(Items from an interface collection)

§

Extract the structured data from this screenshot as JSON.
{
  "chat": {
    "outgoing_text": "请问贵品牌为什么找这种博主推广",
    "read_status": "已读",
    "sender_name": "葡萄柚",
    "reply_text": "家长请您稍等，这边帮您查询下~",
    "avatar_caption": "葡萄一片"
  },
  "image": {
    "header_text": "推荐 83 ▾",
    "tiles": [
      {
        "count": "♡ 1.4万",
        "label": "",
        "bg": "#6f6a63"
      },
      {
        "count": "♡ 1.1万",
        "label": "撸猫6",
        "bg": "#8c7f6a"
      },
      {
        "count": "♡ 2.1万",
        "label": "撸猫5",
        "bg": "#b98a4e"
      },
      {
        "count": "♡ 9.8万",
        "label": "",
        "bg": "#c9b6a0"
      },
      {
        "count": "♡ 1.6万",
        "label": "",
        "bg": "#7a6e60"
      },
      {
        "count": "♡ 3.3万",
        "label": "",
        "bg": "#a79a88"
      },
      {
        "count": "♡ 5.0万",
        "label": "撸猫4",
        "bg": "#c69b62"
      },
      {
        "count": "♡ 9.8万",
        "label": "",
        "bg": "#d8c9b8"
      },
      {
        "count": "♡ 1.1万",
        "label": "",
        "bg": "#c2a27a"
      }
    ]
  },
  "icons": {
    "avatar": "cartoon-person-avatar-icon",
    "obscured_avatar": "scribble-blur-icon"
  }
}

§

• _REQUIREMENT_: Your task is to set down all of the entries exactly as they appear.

• _ANSWER BELOW_:
Extract the structured data from this screenshot as JSON.
{
  "chat": {
    "outgoing_text": "请问贵品牌为什么找这种博主推广",
    "read_status": "已读",
    "sender_name": "葡萄柚",
    "reply_text": "家长请您稍等，这边帮您查询下~",
    "avatar_caption": "葡萄一片"
  },
  "image": {
    "header_text": "推荐 83 ▾",
    "tiles": [
      {
        "count": "♡ 1.4万",
        "label": "",
        "bg": "#6f6a63"
      },
      {
        "count": "♡ 1.1万",
        "label": "撸猫6",
        "bg": "#8c7f6a"
      },
      {
        "count": "♡ 2.1万",
        "label": "撸猫5",
        "bg": "#b98a4e"
      },
      {
        "count": "♡ 9.8万",
        "label": "",
        "bg": "#c9b6a0"
      },
      {
        "count": "♡ 1.6万",
        "label": "",
        "bg": "#7a6e60"
      },
      {
        "count": "♡ 3.3万",
        "label": "",
        "bg": "#a79a88"
      },
      {
        "count": "♡ 5.0万",
        "label": "撸猫4",
        "bg": "#c69b62"
      },
      {
        "count": "♡ 9.8万",
        "label": "",
        "bg": "#d8c9b8"
      },
      {
        "count": "♡ 1.1万",
        "label": "",
        "bg": "#c2a27a"
      }
    ]
  },
  "icons": {
    "avatar": "cartoon-person-avatar-icon",
    "obscured_avatar": "scribble-blur-icon"
  }
}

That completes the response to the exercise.